  16. 4 out of 5

    Steph

    The letter writing, etiquette conversations, and eccentric aunts in forms of both living and ghost charmed me. I also have to give a shoutout to the manageable length of this middle grade book; helps a lot when handing it to readers! =)

  17. 5 out of 5

    Dara Yoder

    A magical tale, but not too much fantasy, about a girl looking to belong. Suddenly left by her father and moved from family to family, she finally finds a place - a place she's belonged, for quite a while. Sweet story, fast and engaging read! I will share this with my students! #bookposse A magical tale, but not too much fantasy, about a girl looking to belong. Suddenly left by her father and moved from family to family, she finally finds a place - a place she's belonged, for quite a while. Sweet story, fast and engaging read! I will share this with my students! #bookposse

  18. 4 out of 5

    Pam Page

    Oh, how I loved this book! California is an amazing young girl living with her aunt, researching another aunt who is a ghost, trying to find where she fits in. Readers will laugh, cry, and fall in love with California Poppy. This book left me with such warm feelings.

  19. 5 out of 5

    Hannah Calei

    This is a wonderfully written book with an interesting premise. While I do suppose some parts were a bit predictable yet unrealistic, I think young teen readers will find it suits them perfectly. I thought this was a well-written book that explored some very important ideas.

  20. 5 out of 5

    LS Johnson

    This was a ghost story I actually enjoyed. I think California acted her age and the adults around her were supportive. There wasn’t a deep plot but the simple storyline was pleasant and made for an easy, quick read.

  21. 4 out of 5

    Courtney

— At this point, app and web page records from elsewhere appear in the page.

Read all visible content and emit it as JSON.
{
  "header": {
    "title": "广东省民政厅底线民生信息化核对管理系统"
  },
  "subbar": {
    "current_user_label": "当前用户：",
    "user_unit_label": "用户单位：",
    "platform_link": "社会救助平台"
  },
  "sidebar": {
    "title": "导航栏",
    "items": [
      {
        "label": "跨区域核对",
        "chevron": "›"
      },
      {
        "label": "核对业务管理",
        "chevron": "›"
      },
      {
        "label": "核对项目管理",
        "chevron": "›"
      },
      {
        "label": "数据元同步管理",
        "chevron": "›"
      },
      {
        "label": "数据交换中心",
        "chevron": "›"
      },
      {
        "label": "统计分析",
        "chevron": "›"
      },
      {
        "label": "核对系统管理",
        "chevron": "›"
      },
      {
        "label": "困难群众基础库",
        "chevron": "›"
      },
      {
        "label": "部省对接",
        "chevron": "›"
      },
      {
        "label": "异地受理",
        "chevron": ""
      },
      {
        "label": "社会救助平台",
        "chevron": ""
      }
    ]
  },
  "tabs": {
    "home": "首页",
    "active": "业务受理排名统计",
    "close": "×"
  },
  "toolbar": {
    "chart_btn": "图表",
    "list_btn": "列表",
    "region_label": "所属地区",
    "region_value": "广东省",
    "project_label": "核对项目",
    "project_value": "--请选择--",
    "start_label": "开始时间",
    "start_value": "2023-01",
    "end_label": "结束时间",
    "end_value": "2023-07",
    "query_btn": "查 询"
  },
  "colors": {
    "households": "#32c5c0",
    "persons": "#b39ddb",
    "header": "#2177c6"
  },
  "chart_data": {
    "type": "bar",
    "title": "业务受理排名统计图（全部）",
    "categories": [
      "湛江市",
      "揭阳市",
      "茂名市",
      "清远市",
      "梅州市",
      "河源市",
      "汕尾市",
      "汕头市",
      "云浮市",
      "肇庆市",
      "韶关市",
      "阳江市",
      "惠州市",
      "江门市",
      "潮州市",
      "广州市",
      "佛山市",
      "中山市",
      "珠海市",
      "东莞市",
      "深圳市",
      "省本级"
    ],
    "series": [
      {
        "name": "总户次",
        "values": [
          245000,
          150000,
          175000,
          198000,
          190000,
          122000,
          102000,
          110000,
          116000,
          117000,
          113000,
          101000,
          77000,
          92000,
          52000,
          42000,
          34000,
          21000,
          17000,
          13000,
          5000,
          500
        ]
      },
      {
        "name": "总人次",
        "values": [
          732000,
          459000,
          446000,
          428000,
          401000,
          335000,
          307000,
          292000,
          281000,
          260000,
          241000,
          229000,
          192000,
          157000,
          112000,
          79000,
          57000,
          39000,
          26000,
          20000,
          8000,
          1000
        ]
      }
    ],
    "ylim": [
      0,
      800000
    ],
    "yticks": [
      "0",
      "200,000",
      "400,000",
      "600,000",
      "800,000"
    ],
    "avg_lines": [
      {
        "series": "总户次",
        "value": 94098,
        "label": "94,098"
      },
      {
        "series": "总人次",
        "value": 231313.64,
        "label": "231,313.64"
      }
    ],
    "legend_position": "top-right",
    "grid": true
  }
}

    A 3.5. I am rounding down because the description promised me an eccentric aunt and it did not deliver. Don't get me wrong, I loved both the aunts (alive and dead) but neither could have been described as eccentric. The story was sweet and I loved all her letters. A 3.5. I am rounding down because the description promised me an eccentric aunt and it did not deliver. Don't get me wrong, I loved both the aunts (alive and dead) but neither could have been described as eccentric. The story was sweet and I loved all her letters.

  22. 5 out of 5

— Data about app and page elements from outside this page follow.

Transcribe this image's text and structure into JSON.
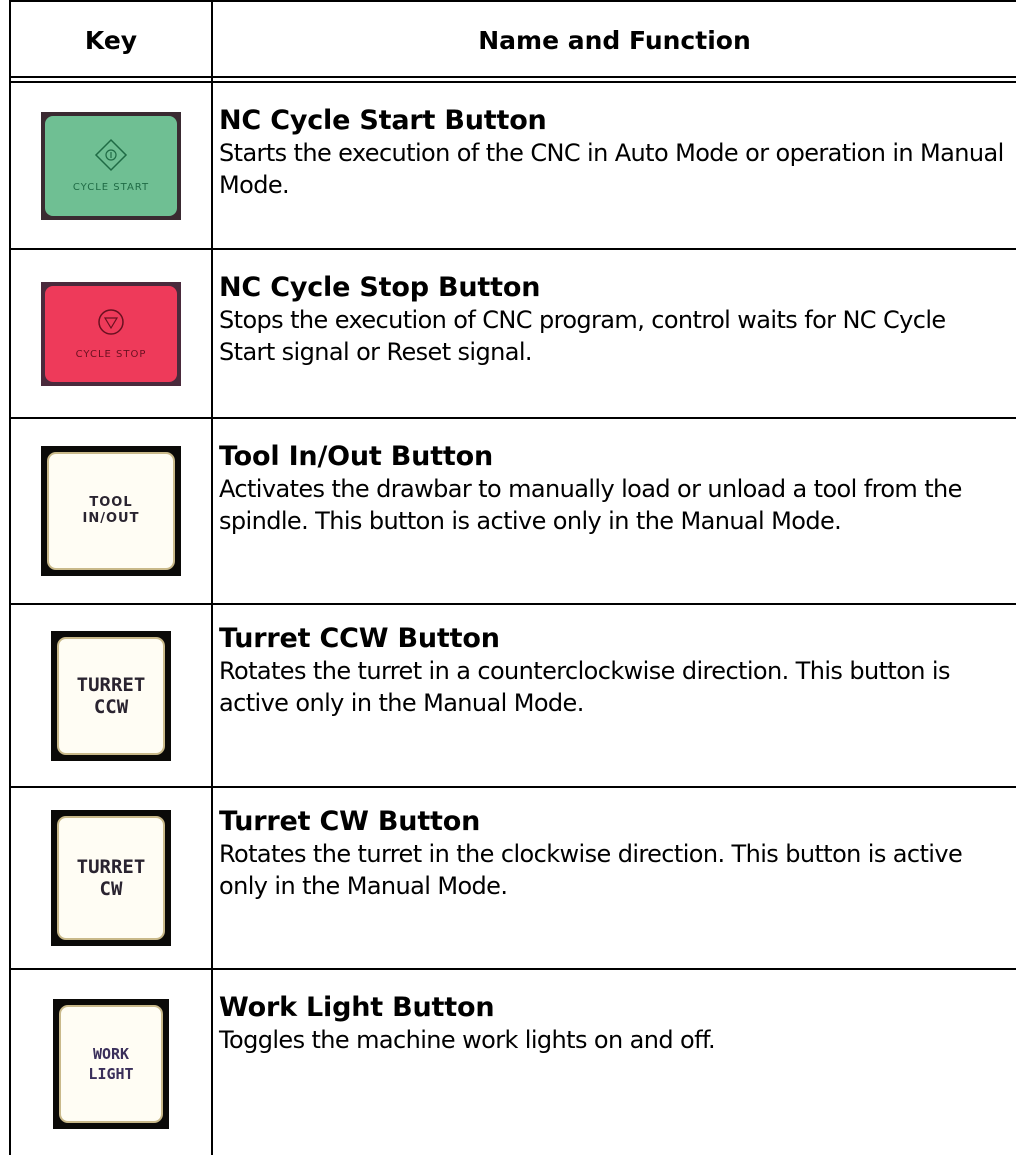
{
  "header": {
    "key": "Key",
    "name": "Name and Function"
  },
  "rows": [
    {
      "title": "NC Cycle Start Button",
      "description": "Starts the execution of the CNC in Auto Mode or operation in Manual Mode.",
      "key_label": "CYCLE START",
      "key_color": "#6fbf93"
    },
    {
      "title": "NC Cycle Stop Button",
      "description": "Stops the execution of CNC program, control waits for NC Cycle Start signal or Reset signal.",
      "key_label": "CYCLE STOP",
      "key_color": "#ee3a5a"
    },
    {
      "title": "Tool In/Out Button",
      "description": "Activates the drawbar to manually load or unload a tool from the spindle. This button is active only in the Manual Mode.",
      "key_label_line1": "TOOL",
      "key_label_line2": "IN/OUT"
    },
    {
      "title": "Turret CCW Button",
      "description": "Rotates the turret in a counterclockwise direction. This button is active only in the Manual Mode.",
      "key_label_line1": "TURRET",
      "key_label_line2": "CCW"
    },
    {
      "title": "Turret CW Button",
      "description": "Rotates the turret in the clockwise direction. This button is active only in the Manual Mode.",
      "key_label_line1": "TURRET",
      "key_label_line2": "CW"
    },
    {
      "title": "Work Light Button",
      "description": "Toggles the machine work lights on and off.",
      "key_label_line1": "WORK",
      "key_label_line2": "LIGHT"
    }
  ]
}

    Tom

    A tender, intelligent and haunting story.

  23. 4 out of 5

    Jenn

    DNF.

  24. 5 out of 5

    Samantha Kolber

    This book is perfect. Linda Urban has done it again. Her books make me laugh and cry and I hope young readers get as much out of California’s quirky story as I did.

  25. 5 out of 5

    Mandy

    Great story! It’s a ghost story, but not the scary or gory type. This is a sweet ghost story about family and heartache, but also love and growth.

  26. 5 out of 5

    Laurie

    A warm, funny, poignant story with a lovable, resilient main character and two delightful ghosts. Love the letter writing and the first-person voice in this novel!

  27. 4 out of 5

    Debbie Tanner

    See my full review here. https://imtanner.blogspot.com/2021/04... See my full review here. https://imtanner.blogspot.com/2021/04...

  28. 5 out of 5

    Katie

  29. 4 out of 5

    Soup

  30. 5 out of 5

    Julie W

Add a review

Your email address will not be published. Required fields are marked *

Loading...
We use cookies to give you the best online experience. By using our website you agree to our use of cookies in accordance with our cookie policy.